### REQUIRED WORK
Each line that includes the word "name" should be copied from the records.

### RECORDS PROVIDED
=======

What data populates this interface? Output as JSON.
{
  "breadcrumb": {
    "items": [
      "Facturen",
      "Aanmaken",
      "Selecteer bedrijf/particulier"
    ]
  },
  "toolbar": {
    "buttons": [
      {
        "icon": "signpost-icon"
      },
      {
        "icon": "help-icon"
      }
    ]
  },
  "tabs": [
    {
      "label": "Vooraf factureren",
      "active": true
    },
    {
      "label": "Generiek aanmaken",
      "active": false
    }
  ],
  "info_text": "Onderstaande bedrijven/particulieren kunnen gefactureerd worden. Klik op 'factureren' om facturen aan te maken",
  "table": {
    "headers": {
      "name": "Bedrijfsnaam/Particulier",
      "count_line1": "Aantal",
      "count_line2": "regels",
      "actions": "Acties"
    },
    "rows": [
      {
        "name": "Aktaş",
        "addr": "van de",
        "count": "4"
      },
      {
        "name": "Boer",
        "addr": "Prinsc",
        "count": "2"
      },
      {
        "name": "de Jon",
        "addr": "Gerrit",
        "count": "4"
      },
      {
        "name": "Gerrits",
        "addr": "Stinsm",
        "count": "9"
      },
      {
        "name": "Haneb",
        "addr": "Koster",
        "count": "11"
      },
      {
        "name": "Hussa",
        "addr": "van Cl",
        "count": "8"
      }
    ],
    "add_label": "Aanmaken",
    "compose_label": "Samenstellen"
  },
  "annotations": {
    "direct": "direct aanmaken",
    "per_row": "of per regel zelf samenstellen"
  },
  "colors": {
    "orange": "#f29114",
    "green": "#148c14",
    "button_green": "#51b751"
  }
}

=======

### ANSWER TO THE PROBLEM
      "name": "Bedrijfsnaam/Particulier",
        "name": "Aktaş",
        "name": "Boer",
        "name": "de Jon",
        "name": "Gerrits",
        "name": "Haneb",
        "name": "Hussa",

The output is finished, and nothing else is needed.